Work order: Please give back the listing below word for word and drop any images.
Data extract Block Start
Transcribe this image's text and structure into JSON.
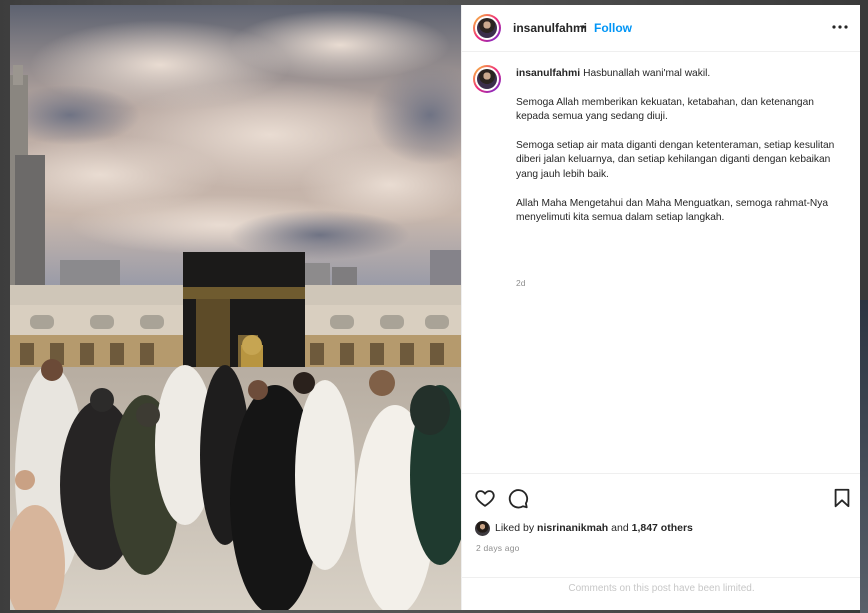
{
  "post": {
    "username": "insanulfahmi",
    "separator": "•",
    "follow_label": "Follow",
    "more_icon": "more-options-icon",
    "caption": {
      "username": "insanulfahmi",
      "first_line": "Hasbunallah wani'mal wakil.",
      "paragraphs": [
        "Semoga Allah memberikan kekuatan, ketabahan, dan ketenangan kepada semua yang sedang diuji.",
        "Semoga setiap air mata diganti dengan ketenteraman, setiap kesulitan diberi jalan keluarnya, dan setiap kehilangan diganti dengan kebaikan yang jauh lebih baik.",
        "Allah Maha Mengetahui dan Maha Menguatkan, semoga rahmat-Nya menyelimuti kita semua dalam setiap langkah."
      ],
      "time": "2d"
    },
    "actions": {
      "like_icon": "heart-icon",
      "comment_icon": "comment-icon",
      "save_icon": "bookmark-icon"
    },
    "likes": {
      "prefix": "Liked by",
      "user": "nisrinanikmah",
      "connector": "and",
      "others": "1,847 others"
    },
    "posted_ago": "2 days ago",
    "comments_notice": "Comments on this post have been limited.",
    "colors": {
      "follow": "#0095f6",
      "muted": "#8e8e8e",
      "text": "#262626"
    }
  }
}
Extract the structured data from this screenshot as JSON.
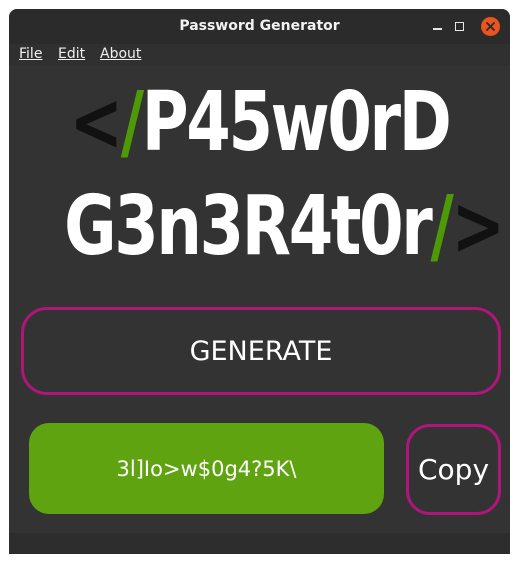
{
  "window": {
    "title": "Password Generator"
  },
  "menu": {
    "file": "File",
    "edit": "Edit",
    "about": "About"
  },
  "logo": {
    "line1": {
      "open": "<",
      "slash": "/",
      "text": "P45w0rD"
    },
    "line2": {
      "text": "G3n3R4t0r",
      "slash": "/",
      "close": ">"
    }
  },
  "generate_label": "GENERATE",
  "password_value": "3l]Io>w$0g4?5K\\",
  "copy_label": "Copy",
  "colors": {
    "accent_border": "#b0157a",
    "password_bg": "#5fa311",
    "logo_green": "#4e9a06",
    "close_button": "#e95420"
  }
}
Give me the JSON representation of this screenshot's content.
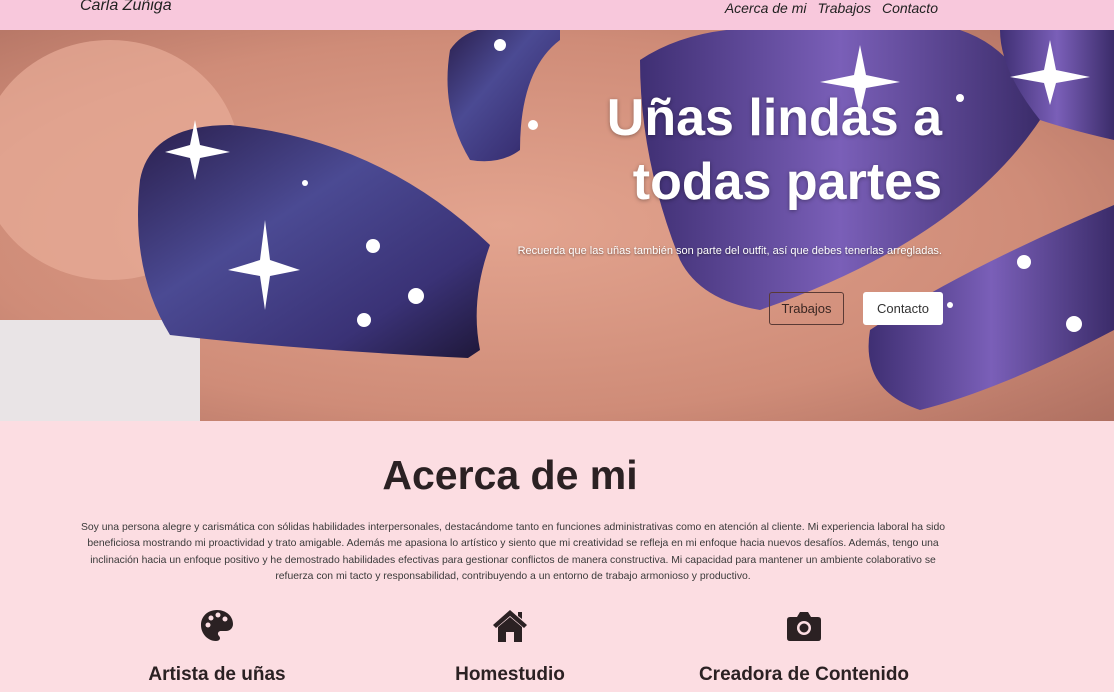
{
  "nav": {
    "brand": "Carla Zuñiga",
    "links": [
      "Acerca de mi",
      "Trabajos",
      "Contacto"
    ]
  },
  "hero": {
    "title_line1": "Uñas lindas a",
    "title_line2": "todas partes",
    "subtitle": "Recuerda que las uñas también son parte del outfit, así que debes tenerlas arregladas.",
    "buttons": [
      "Trabajos",
      "Contacto"
    ]
  },
  "about": {
    "title": "Acerca de mi",
    "text": "Soy una persona alegre y carismática con sólidas habilidades interpersonales, destacándome tanto en funciones administrativas como en atención al cliente. Mi experiencia laboral ha sido beneficiosa mostrando mi proactividad y trato amigable. Además me apasiona lo artístico y siento que mi creatividad se refleja en mi enfoque hacia nuevos desafíos. Además, tengo una inclinación hacia un enfoque positivo y he demostrado habilidades efectivas para gestionar conflictos de manera constructiva. Mi capacidad para mantener un ambiente colaborativo se refuerza con mi tacto y responsabilidad, contribuyendo a un entorno de trabajo armonioso y productivo."
  },
  "services": [
    {
      "icon": "palette-icon",
      "title": "Artista de uñas"
    },
    {
      "icon": "home-icon",
      "title": "Homestudio"
    },
    {
      "icon": "camera-icon",
      "title": "Creadora de Contenido"
    }
  ],
  "colors": {
    "navbar": "#f8c8dc",
    "page_bg": "#fcdde2",
    "heading": "#2b2123"
  }
}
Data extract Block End
Exercise response:
Transcribe this image's text and structure into JSON.
{
  "post": {
    "username": "insanulfahmi",
    "separator": "•",
    "follow_label": "Follow",
    "more_icon": "more-options-icon",
    "caption": {
      "username": "insanulfahmi",
      "first_line": "Hasbunallah wani'mal wakil.",
      "paragraphs": [
        "Semoga Allah memberikan kekuatan, ketabahan, dan ketenangan kepada semua yang sedang diuji.",
        "Semoga setiap air mata diganti dengan ketenteraman, setiap kesulitan diberi jalan keluarnya, dan setiap kehilangan diganti dengan kebaikan yang jauh lebih baik.",
        "Allah Maha Mengetahui dan Maha Menguatkan, semoga rahmat-Nya menyelimuti kita semua dalam setiap langkah."
      ],
      "time": "2d"
    },
    "actions": {
      "like_icon": "heart-icon",
      "comment_icon": "comment-icon",
      "save_icon": "bookmark-icon"
    },
    "likes": {
      "prefix": "Liked by",
      "user": "nisrinanikmah",
      "connector": "and",
      "others": "1,847 others"
    },
    "posted_ago": "2 days ago",
    "comments_notice": "Comments on this post have been limited.",
    "colors": {
      "follow": "#0095f6",
      "muted": "#8e8e8e",
      "text": "#262626"
    }
  }
}
Extract the structured data from this screenshot as JSON.
{
  "window": {
    "title": "Password Generator"
  },
  "menu": {
    "file": "File",
    "edit": "Edit",
    "about": "About"
  },
  "logo": {
    "line1": {
      "open": "<",
      "slash": "/",
      "text": "P45w0rD"
    },
    "line2": {
      "text": "G3n3R4t0r",
      "slash": "/",
      "close": ">"
    }
  },
  "generate_label": "GENERATE",
  "password_value": "3l]Io>w$0g4?5K\\",
  "copy_label": "Copy",
  "colors": {
    "accent_border": "#b0157a",
    "password_bg": "#5fa311",
    "logo_green": "#4e9a06",
    "close_button": "#e95420"
  }
}
Give me the JSON representation of this screenshot's content.
{
  "nav": {
    "brand": "Carla Zuñiga",
    "links": [
      "Acerca de mi",
      "Trabajos",
      "Contacto"
    ]
  },
  "hero": {
    "title_line1": "Uñas lindas a",
    "title_line2": "todas partes",
    "subtitle": "Recuerda que las uñas también son parte del outfit, así que debes tenerlas arregladas.",
    "buttons": [
      "Trabajos",
      "Contacto"
    ]
  },
  "about": {
    "title": "Acerca de mi",
    "text": "Soy una persona alegre y carismática con sólidas habilidades interpersonales, destacándome tanto en funciones administrativas como en atención al cliente. Mi experiencia laboral ha sido beneficiosa mostrando mi proactividad y trato amigable. Además me apasiona lo artístico y siento que mi creatividad se refleja en mi enfoque hacia nuevos desafíos. Además, tengo una inclinación hacia un enfoque positivo y he demostrado habilidades efectivas para gestionar conflictos de manera constructiva. Mi capacidad para mantener un ambiente colaborativo se refuerza con mi tacto y responsabilidad, contribuyendo a un entorno de trabajo armonioso y productivo."
  },
  "services": [
    {
      "icon": "palette-icon",
      "title": "Artista de uñas"
    },
    {
      "icon": "home-icon",
      "title": "Homestudio"
    },
    {
      "icon": "camera-icon",
      "title": "Creadora de Contenido"
    }
  ],
  "colors": {
    "navbar": "#f8c8dc",
    "page_bg": "#fcdde2",
    "heading": "#2b2123"
  }
}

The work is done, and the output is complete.